Gronk: “RUINS” at Lora Schlesinger Gallery


Acrylic on canvas
110″ x 861⁄2″
Photo: courtesy Lora Schlesinger Gallery

Theatricality lies at the core of Gronk’s creative process. A Chicano artist living and working in Downtown Los Angeles, who first gained fame as a founding member of the multi-media arts collective ASCO in the 1970s, Gronk explores various mediums including murals, performance art, painting, print-making and set design. “RUINS,” the artist’s first solo exhibition at Lora Schlesinger Gallery was inspired by Gronk’s preparation and experience designing and painting the set for Peter Sellars’ adaption of “The Indian Queen,” the final and unfinished opera by Henry Purcell. The narrative of the opera concentrates on the confrontation between two cultures-the Europeans and Mayans of the New World. The cultural collusion on stage manifests in the narrative of the scenery behind the actors as Gronk embraces two distinctive styles of painting. A performance of the opera recorded at Teatro Real, Madrid, plays on a TV monitor positioned in the corner of the main gallery so that the viewer can
experience the tension between the characters while viewing “RUINS.”

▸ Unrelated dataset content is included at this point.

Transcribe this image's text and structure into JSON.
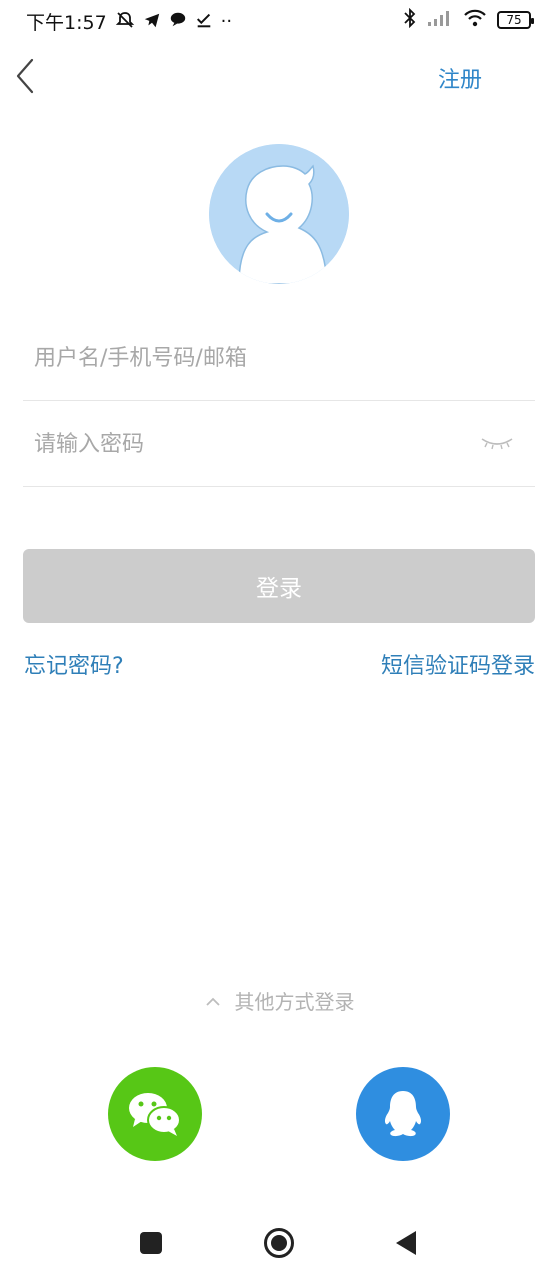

The old and the new ways of mark making are celebrated in a series of mixed-media works on paper and monoprints. Mixed-media works such as Pyramid 6 are dense in texture and possess a weight like a stone. The outlined profiles and rudimentary lines feel like they have been scratched or carved onto the paper surface. Working with a limited color palette of black, red, and off-white on a russet, stone-color surface, Gronk presents early hieroglyphic renderings that allude to the caves of Lascaux. Alternatively, monoprints like Untitled (GN14-002), are inspired by the dense graffiti-stained walls of Los Angeles. The paint is applied in smooth and lucid gestures in a palette of jet black, vibrant blue, stark white and crimson red.

A single work stands apart from Gronk’s rigorous study of abstract forms-a large-scale work on raw canvas and acrylic titled Tormenta. An anonymous woman separates the black theatre curtain with outstretched arms. It is the moment that the performance begins and the crowd is lulled into silence. We never see the woman’s face as the viewer assumes the vantage point of Gronk’s sets, positioned behind the actors. With a single gesture the woman opens a portal into a world where the body becomes one with performance.